Helping customers switch products is an opportunity to build trust
When a brand gains customers, most often, they are switching from one brand to another. Keeping customer needs front-and-center is the best way distributor sales representatives (DSRs) can provide service during this transition.
Supply and demand
The number one reason customers switch brands is due to backorders, says Eric Rothe, program development sales representative in Texas for Micro Technologies. Lack of adequate supply forces customers to evaluate other options.
From there, Rothe lets the customer follow one of three common paths: round up existing supply to extend the customer’s stock; outline equivalent product options; or suggest new products.
“If we’re given ample notice, and there’s still some supply out there, we’ll do what we can to keep the customer stocked,” he says.
If the customer wants to compare similar products, Rothe offers options that align with the most important need, which can be price or efficacy or administration. Opening the discussion to completely different products allows more flexibility.
“We have eyes and ears on the ground every day,” he says. “We can offer suggestions on what other customers are doing and what is working best for their operation. Our customers value our opinion on those matters.”
Customers typically want something similar to what is on backorder, says Joel Boschma, territory manager in Idaho with MWI Animal Health. However, it’s important not to jump to that conclusion.
“Present them with everything,” Boschma advises. “I’m not going to present them with what I want them to buy. You’re going to experience long-term success and loyalty if you give the customer as much help as possible. Help them through the process. A positive experience is the best relationship building opportunity with the customer.”
Boschma owns a 2,000-cow dairy himself, which informs his experiences with products. Even his firsthand experience is carefully framed to the customer.
“I make it a point to mention that it’s only my opinion, so I’m not coming across as influencing their decision. Every customer is different. Maybe a product hasn’t worked so well for me, but it worked great for another customer I have respect for. Every situation is different and every customer is different.”
A change in price is another common reason customers want to make a switch. Sometimes Rothe notes these are knee-jerk reactions to regular price increases. Of course, no customer wants to sacrifice efficacy for a less expensive product.
“In some cases, you may have a customer that wants something cheaper, but if it’s not saving cattle it just becomes more expensive in the long run,” he says.
A customer’s comfort level with a product can negate a price difference, Boschma adds.
“Some people will continue to use a more expensive product because they are comfortable with it. With other people, it just doesn’t matter to them at all. For pricing questions, I just hit the high points and leave the decision up to the customer entirely.”
Once in a while, a product comes along that is a “game changer.” With “game changers,” customers may be interested but slow to adopt new technology. In these cases, Boschma emphasizes a trial period over using the product throughout the herd.
“Sometimes people just need time to get comfortable with it, to understand it,” he says. “It’s our role to help them through that process.

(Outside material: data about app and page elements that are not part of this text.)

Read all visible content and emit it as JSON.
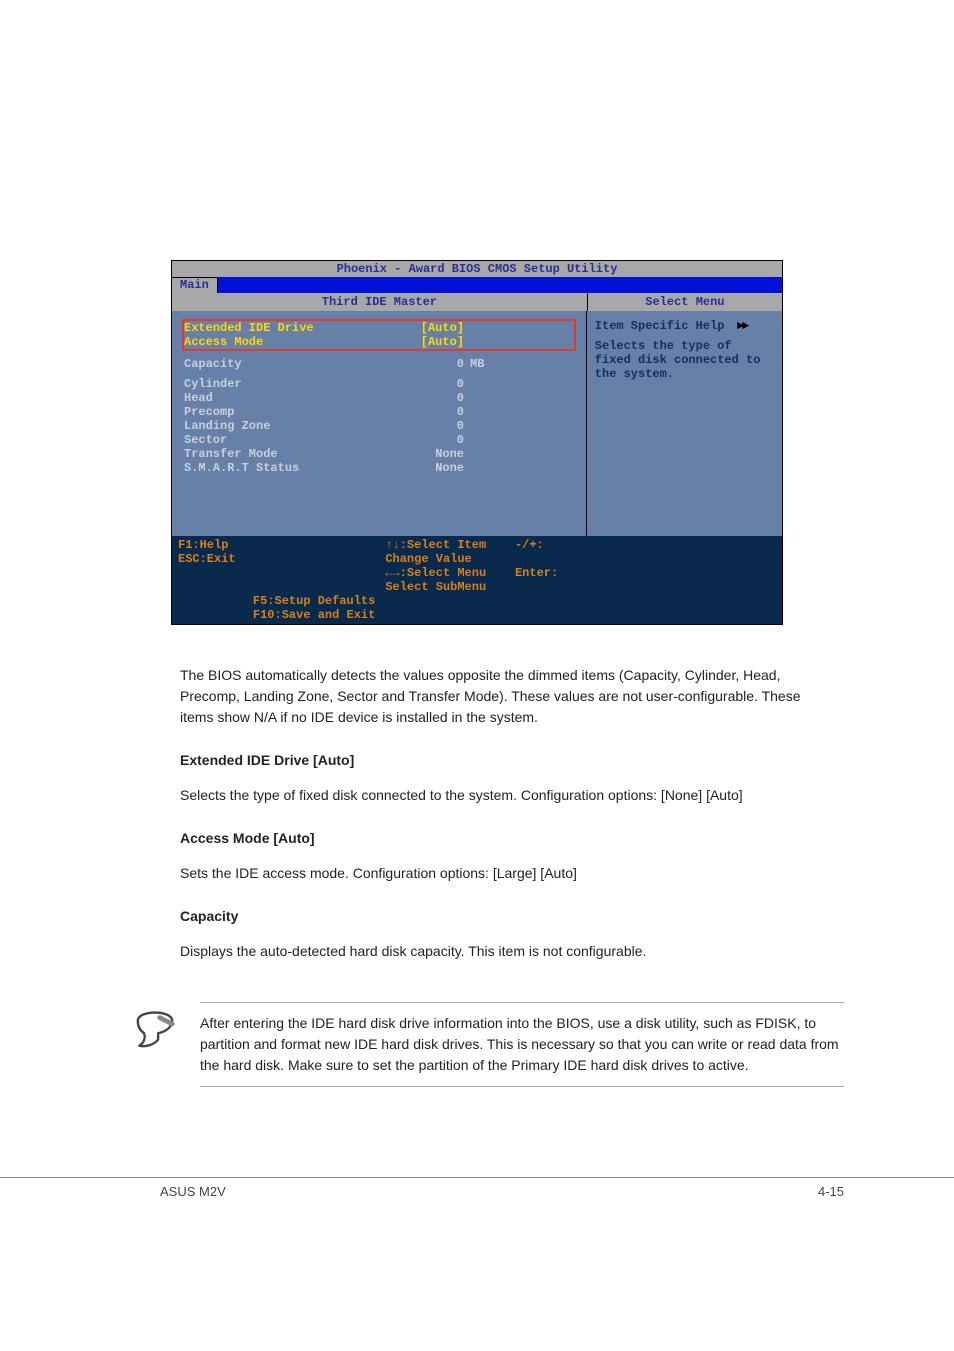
{
  "bios": {
    "title": "Phoenix - Award BIOS CMOS Setup Utility",
    "tab": "Main",
    "panel_title": "Third IDE Master",
    "select_menu_title": "Select Menu",
    "selected": [
      {
        "label": "Extended IDE Drive",
        "value": "[Auto]"
      },
      {
        "label": "Access Mode",
        "value": "[Auto]"
      }
    ],
    "capacity": {
      "label": "Capacity",
      "value": "0",
      "unit": "MB"
    },
    "readonly": [
      {
        "label": "Cylinder",
        "value": "0"
      },
      {
        "label": "Head",
        "value": "0"
      },
      {
        "label": "Precomp",
        "value": "0"
      },
      {
        "label": "Landing Zone",
        "value": "0"
      },
      {
        "label": "Sector",
        "value": "0"
      },
      {
        "label": "Transfer Mode",
        "value": "None"
      },
      {
        "label": "S.M.A.R.T Status",
        "value": "None"
      }
    ],
    "help": {
      "title": "Item Specific Help",
      "body": "Selects the type of fixed disk connected to the system."
    },
    "footer": {
      "l1": "F1:Help",
      "l2": "ESC:Exit",
      "m1a": "↑↓:Select Item",
      "m1b": "-/+: Change Value",
      "m2a": "←→:Select Menu",
      "m2b": "Enter: Select SubMenu",
      "r1": "F5:Setup Defaults",
      "r2": "F10:Save and Exit"
    }
  },
  "body_text": {
    "p1": "The BIOS automatically detects the values opposite the dimmed items (Capacity, Cylinder, Head, Precomp, Landing Zone, Sector and Transfer Mode). These values are not user-configurable. These items show N/A if no IDE device is installed in the system.",
    "h1": "Extended IDE Drive [Auto]",
    "p2": "Selects the type of fixed disk connected to the system. Configuration options: [None] [Auto]",
    "h2": "Access Mode [Auto]",
    "p3": "Sets the IDE access mode. Configuration options: [Large] [Auto]",
    "h3": "Capacity",
    "p4": "Displays the auto-detected hard disk capacity. This item is not configurable."
  },
  "note": "After entering the IDE hard disk drive information into the BIOS, use a disk utility, such as FDISK, to partition and format new IDE hard disk drives. This is necessary so that you can write or read data from the hard disk. Make sure to set the partition of the Primary IDE hard disk drives to active.",
  "footer": {
    "left": "ASUS M2V",
    "right": "4-15"
  }
}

If it’s a product that you believe can really help them, it’s important to make sure each one of your customers understand. If they are hesitant, I encourage them to try a little and see if it works.”
Participating in manufacturer meetings is a key step in being prepared to answer any customer questions – but especially when considering product changes, Rothe says.

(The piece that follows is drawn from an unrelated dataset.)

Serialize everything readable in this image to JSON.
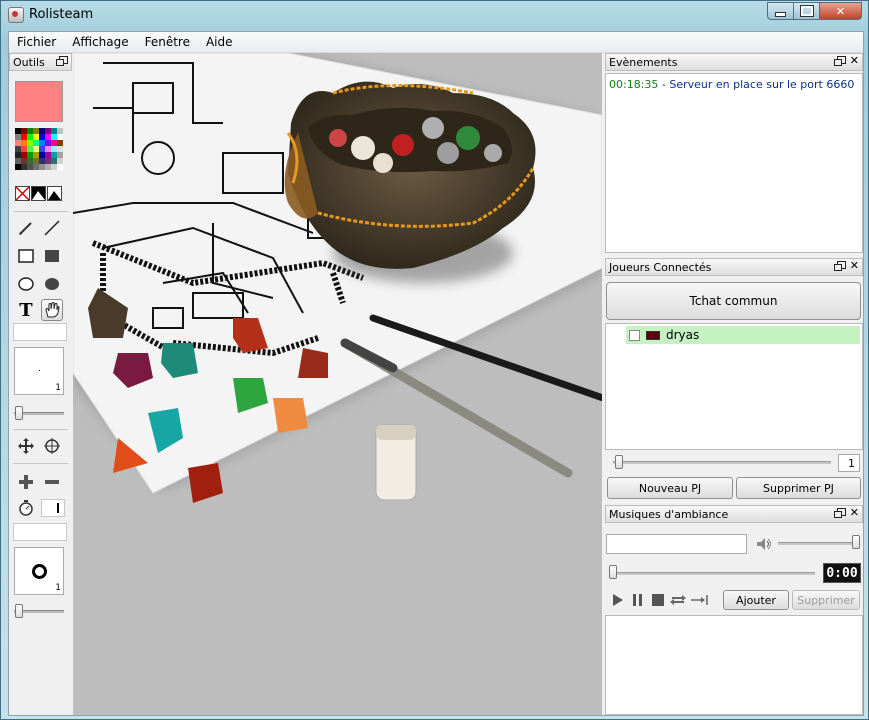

“For new products, I have to pass on what we’ve been educated about in manufacturer meetings. Then, explain to my customers what the benefits are, what the cost efficiency is – or what it may be. At that time, it’s up to them to decide if they want to be a pioneer.”
The DSRs’ first concern is always the customer, Rothe says. However, he considers it a professional courtesy to give manufacturer reps a heads-up when customers may be considering a brand switch due to a negative experience.
“Sometimes, I may call up a manufacturer rep and let him know a particular customer has concerns, and it may be in their best interest to visit with them and try to work out any issues,” he says. “About 70 percent of the time, when a customer has their mind made up, they are going to switch, and it’s going to be hard to sway them in another direction.”
The bottom-line for product choice is a positive customer experience. No matter what the brand or pricing, the product simply must perform.
“At the end of the day, a producer has to use the product that works best for them,” Rothe says. “Other factors that come into play are going to take a secondary role. If the product isn’t effective, pricing and availability aren’t an issue anyway.”